---------- RECORDS FOR THE EXERCISE
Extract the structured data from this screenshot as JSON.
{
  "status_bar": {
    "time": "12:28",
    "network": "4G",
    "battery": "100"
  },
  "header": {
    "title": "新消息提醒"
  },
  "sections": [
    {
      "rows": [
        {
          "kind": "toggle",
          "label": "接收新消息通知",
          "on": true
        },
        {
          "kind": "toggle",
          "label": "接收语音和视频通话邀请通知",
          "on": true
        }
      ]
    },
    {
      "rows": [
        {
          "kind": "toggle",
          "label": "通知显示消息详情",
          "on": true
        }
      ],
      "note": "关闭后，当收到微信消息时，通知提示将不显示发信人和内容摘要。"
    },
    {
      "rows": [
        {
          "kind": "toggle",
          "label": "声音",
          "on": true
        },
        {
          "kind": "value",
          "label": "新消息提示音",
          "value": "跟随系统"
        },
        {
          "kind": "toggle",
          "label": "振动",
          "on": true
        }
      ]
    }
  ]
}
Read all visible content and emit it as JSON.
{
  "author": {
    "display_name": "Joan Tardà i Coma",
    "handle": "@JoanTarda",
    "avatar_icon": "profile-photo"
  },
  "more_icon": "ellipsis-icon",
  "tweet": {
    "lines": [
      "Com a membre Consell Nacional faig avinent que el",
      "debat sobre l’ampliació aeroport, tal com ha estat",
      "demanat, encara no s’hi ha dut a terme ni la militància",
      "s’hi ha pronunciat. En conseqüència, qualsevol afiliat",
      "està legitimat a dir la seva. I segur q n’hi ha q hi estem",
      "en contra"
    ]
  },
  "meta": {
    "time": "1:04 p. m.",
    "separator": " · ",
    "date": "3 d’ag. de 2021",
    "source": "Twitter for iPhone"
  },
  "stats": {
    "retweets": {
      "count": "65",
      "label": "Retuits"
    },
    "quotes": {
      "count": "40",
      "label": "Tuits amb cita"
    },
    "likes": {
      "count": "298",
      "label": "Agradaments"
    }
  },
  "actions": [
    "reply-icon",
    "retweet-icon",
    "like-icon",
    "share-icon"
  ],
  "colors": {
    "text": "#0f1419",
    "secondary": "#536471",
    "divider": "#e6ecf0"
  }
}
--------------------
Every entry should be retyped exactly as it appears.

Extract the structured data from this screenshot as JSON.
{
  "status_bar": {
    "time": "12:28",
    "network": "4G",
    "battery": "100"
  },
  "header": {
    "title": "新消息提醒"
  },
  "sections": [
    {
      "rows": [
        {
          "kind": "toggle",
          "label": "接收新消息通知",
          "on": true
        },
        {
          "kind": "toggle",
          "label": "接收语音和视频通话邀请通知",
          "on": true
        }
      ]
    },
    {
      "rows": [
        {
          "kind": "toggle",
          "label": "通知显示消息详情",
          "on": true
        }
      ],
      "note": "关闭后，当收到微信消息时，通知提示将不显示发信人和内容摘要。"
    },
    {
      "rows": [
        {
          "kind": "toggle",
          "label": "声音",
          "on": true
        },
        {
          "kind": "value",
          "label": "新消息提示音",
          "value": "跟随系统"
        },
        {
          "kind": "toggle",
          "label": "振动",
          "on": true
        }
      ]
    }
  ]
}
Read all visible content and emit it as JSON.
{
  "author": {
    "display_name": "Joan Tardà i Coma",
    "handle": "@JoanTarda",
    "avatar_icon": "profile-photo"
  },
  "more_icon": "ellipsis-icon",
  "tweet": {
    "lines": [
      "Com a membre Consell Nacional faig avinent que el",
      "debat sobre l’ampliació aeroport, tal com ha estat",
      "demanat, encara no s’hi ha dut a terme ni la militància",
      "s’hi ha pronunciat. En conseqüència, qualsevol afiliat",
      "està legitimat a dir la seva. I segur q n’hi ha q hi estem",
      "en contra"
    ]
  },
  "meta": {
    "time": "1:04 p. m.",
    "separator": " · ",
    "date": "3 d’ag. de 2021",
    "source": "Twitter for iPhone"
  },
  "stats": {
    "retweets": {
      "count": "65",
      "label": "Retuits"
    },
    "quotes": {
      "count": "40",
      "label": "Tuits amb cita"
    },
    "likes": {
      "count": "298",
      "label": "Agradaments"
    }
  },
  "actions": [
    "reply-icon",
    "retweet-icon",
    "like-icon",
    "share-icon"
  ],
  "colors": {
    "text": "#0f1419",
    "secondary": "#536471",
    "divider": "#e6ecf0"
  }
}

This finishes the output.